Sunday, December 5, 2010

Another Phase Of Our Totalitarian State Begins

This time the victim is freedom of speech on the internet:

AlterNet / By Julianne Escobedo Shepherd

Here Come Homeland Security Internet Police, and They're Already Shutting Down Web Sites They Don't Like

Murky new Internet regulation laws could stomp out freedom of speech...and the Department of Homeland Security has already begun.

December 3, 2010  |  Last week, the Department of Homeland Security seized 82 domain names for allegedly hawking counterfeit goods ranging from knockoff Coach handbags to bootleg DVDs. Enacted under the auspices of its Immigrations and Customs Enforcement arm, the sites were wiped out and replaced with an ominous message from the DHS that laid out the stakes, including the warning, “Intentionally and knowingly trafficking in counterfeit goods is a federal crime that carries penalties for first-time offenders of up to 10 years in federal prison, a $2,000,000 fine, forfeiture and restitution.”

Most of the seized Web sites had names like and, and sold reproductions of designer goods and hard copies of jacked movies. A few sites on the list, though, stuck out:, and are popular music blogs that were generally involved in the promotion of artists, rather than outright piracy. Well-known among rap fans for posting the latest videos, singles and remixes (always hosted from third-party download sites), their seizure was shocking, not just to the hip-hop blogosphere, but to music sites everywhere. Their inclusion on a list of sites that profit from manufacturing hard goods seemed arbitrary and ignorant. Furthermore, these sites were directly involved with artists, widely viewed as outlets that could help artists build buzz and promote their upcoming albums.

And in what ICE termed its “Cyber Monday” crackdown, a statement on the official DHS site made it clear that this was only the beginning:


The DHS seems to be tiptoeing in the music pool, testing its boundaries and seeing what it can get away with. ICE began seizing domain names mere days after Senator Ron Wyden, D-Oregon, blocked the Combating Online Infringement and Counterfeits Act (COICA), a bill that would effectively allow the government to censor any Web site it sees fit, and one that is widely viewed as an attack on our free speech. ...

Please read the rest of the article. Read it in light of my previous post: it is fairly obvious that the changes Johnson describes can take place only under a government in which the notion of free speech is meaningless.

I don't have any action items on this one. I believe we are fucked to the ears, and probably won't outlast my lifetime, let alone yours, as an allegedly free nation. All I can ask you as individuals is this: please don't pirate music, for the sake of the artists (yes, yes, fuck the recording companies, but please keep it legit for the sake of the musicians), and if you feel you must download illegally, don't get caught by the DHS. DHS, chaotically structured agency that it is, could nonetheless end up our nation's equivalent of Hitler's SS.

I sleep better nights because I have a longstanding commitment to not pirating media or software.
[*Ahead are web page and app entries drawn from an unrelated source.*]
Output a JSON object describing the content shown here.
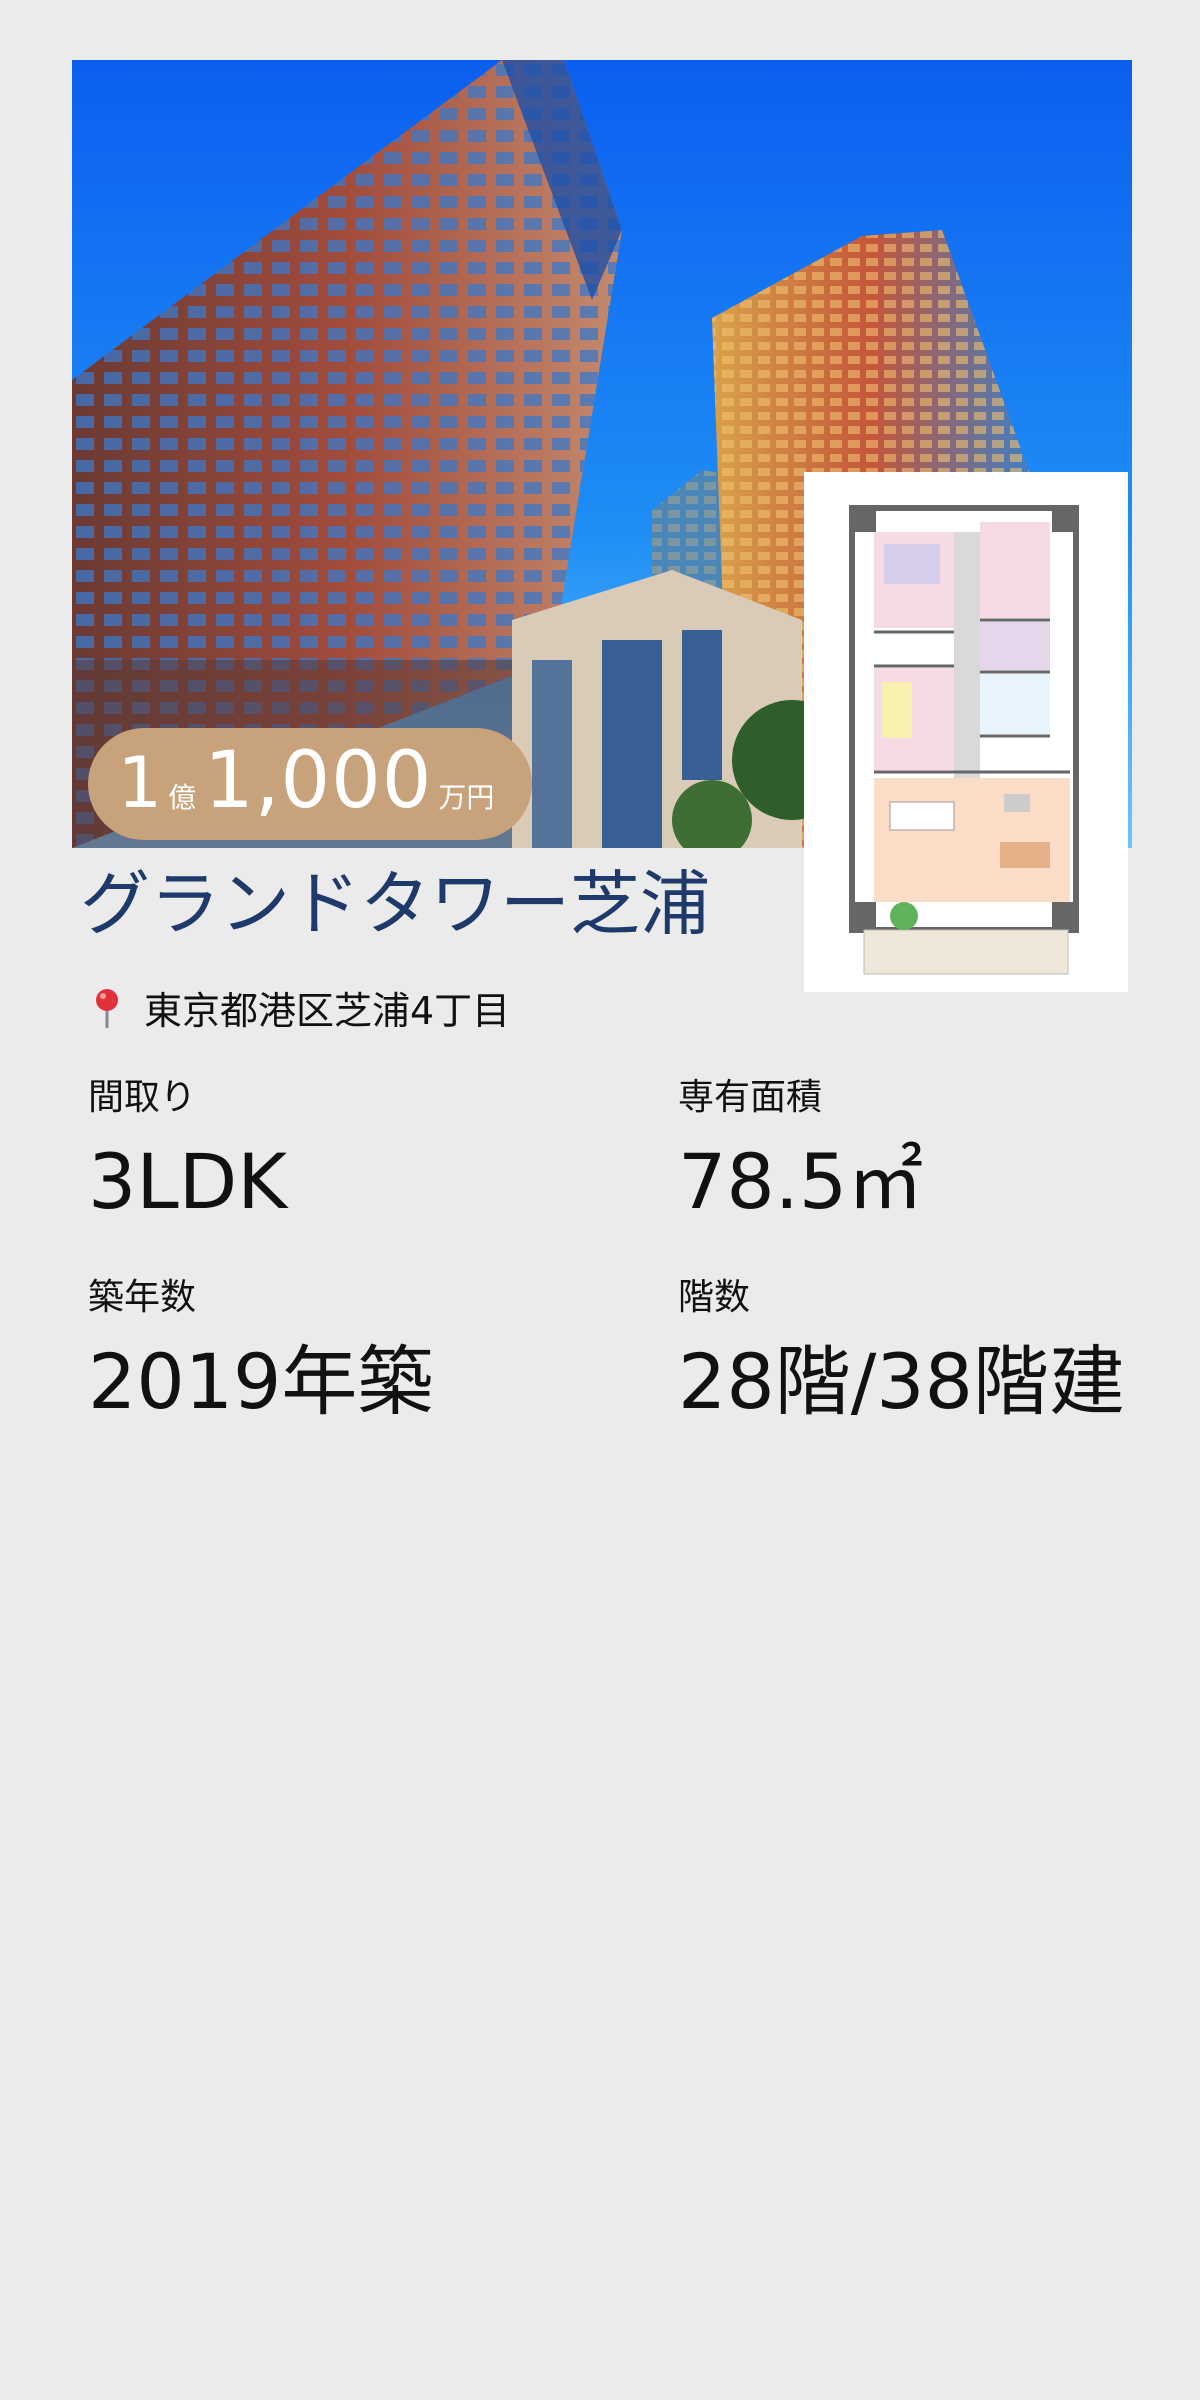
{
  "property": {
    "name": "グランドタワー芝浦",
    "address": "東京都港区芝浦4丁目",
    "price": {
      "oku": "1",
      "oku_unit": "億",
      "man": "1,000",
      "man_unit": "万円"
    },
    "specs": [
      {
        "label": "間取り",
        "value": "3LDK"
      },
      {
        "label": "専有面積",
        "value": "78.5㎡"
      },
      {
        "label": "築年数",
        "value": "2019年築"
      },
      {
        "label": "階数",
        "value": "28階/38階建"
      }
    ]
  },
  "icons": {
    "location": "map-pin-icon"
  },
  "colors": {
    "title": "#1e3a6a",
    "price_badge": "#c7a27b",
    "background": "#ebebeb"
  }
}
You will too. Big Brother is truly watching you, Dog damn him.


  1. I read that one site that was siezed was TorrentFreak, which besides hosting torrents, was a pretty good news site, covering file-sharing tech and politics.

  2. paintedjaguar, it's no real surprise that the government wants to shut down some sites. But I confess I am surprised at the utter baldfaced disregard for due process: how much trouble is it to get a warrant anyway? Courts rarely refuse to grant one, and with federal courts saturated with Republican-appointed judges now, the agencies should be able to get whatever they want, legally, with no hassle.

    The fact that the FBI and Dog knows who else do all this searching and seizing without a warrant says to me that they disdain the warrant as a means of intimidating people... a clear message of "we don't need no steenkin' badges."

  3. Oops, I should have checked my source -- looks like is still up, but has news only. Either my memory is faulty or they've stopped hosting/searching torrents.

    Several decades of Drug Warring and militarization of police forces have set a lot of precedent for lawless Law Enforcement, even before they replaced the Cold War with the War on Terror.



• Click here to view existing comments.
• Or enter your new rhyme or reason
in the new comment box here.
• Or click the first Reply link below an existing
comment or reply and type in the
new reply box provided.
• Scrolling manually up and down the page
is also OK.

Static Pages (About, Quotes, etc.)

No Police Like H•lmes